Christie used much of his speech to talk about his upbringing and background, and to take an unapologetic stance on his past dealings as New Jersey’s chief executive. He also used the opportunity to repeatedly state his a pro-life candidate who believes “life begins when it bestowed upon a person by God.”

Mike Huckabee closed out the event – at his own request because he feared he may not be able to attend when he originally committed – with his usual folksy charm, but not without a few barbs for the Obama Administration.

Unfortunately, nearly half of the audience had left by the time he gave his speech. With the event already running nearly 20 minutes beyond its scheduled ending when he took the stage, he took the opportunity throw in an impromptu joke about the situation.

“They that endure to the end shall be saved,” he said. “So, it’s great to be talking to a room full of saints.”

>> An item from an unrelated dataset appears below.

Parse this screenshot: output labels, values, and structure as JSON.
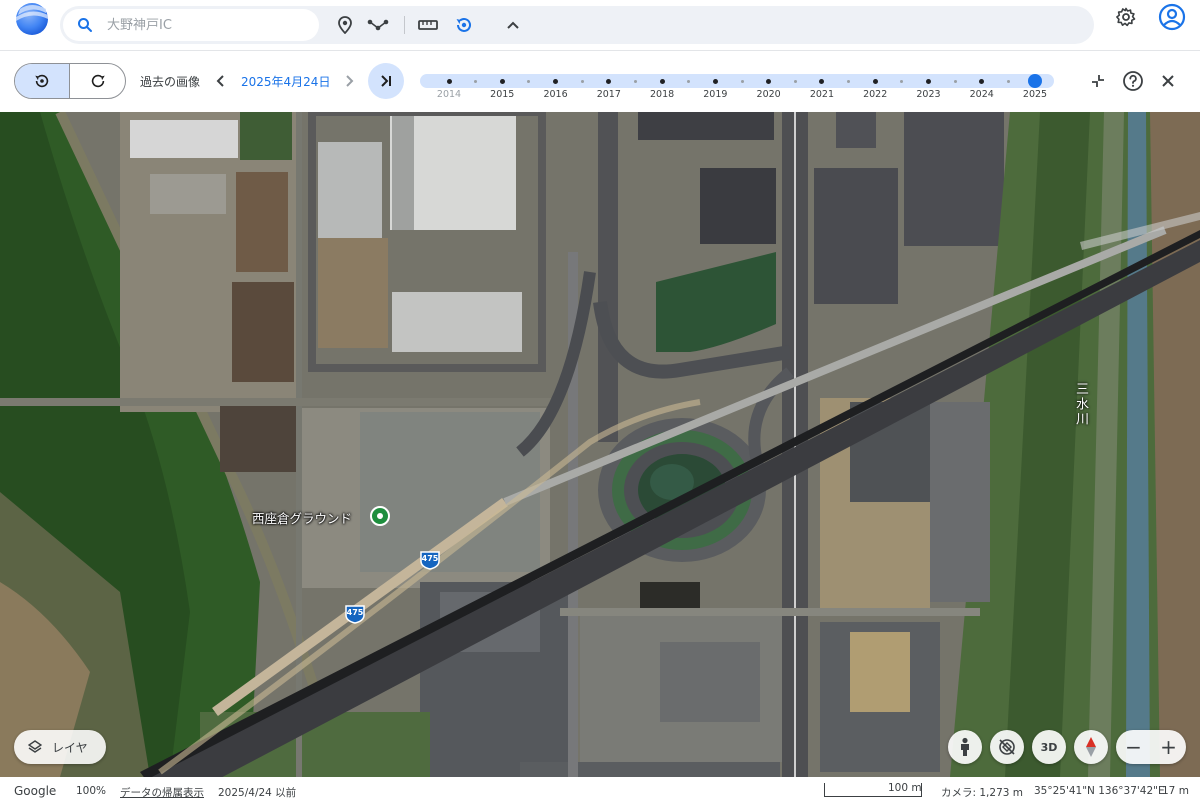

Initially, it sounded like he was laying the groundwork for a “play nice” campaign, which while admirable, is unlikely to win in a deep field with more than one solid conservative. He did, however, attack the Obama Administration for its foreign policy, and for the President’s statement about “climate change” being the biggest threat facing the U.S. during his State of the Union Address.

The former Arkansas Governor and former FOX News host also demanded a complete repeal of the Internal Revenue Code, elimination of the IRS, and implementation of the Fair Tax in the U.S. He also took the time to assert that he is not a supporter of Common Core.

“Education needs to be determined at the local level,” he said. “And by local level, I mean Mom and Dad.”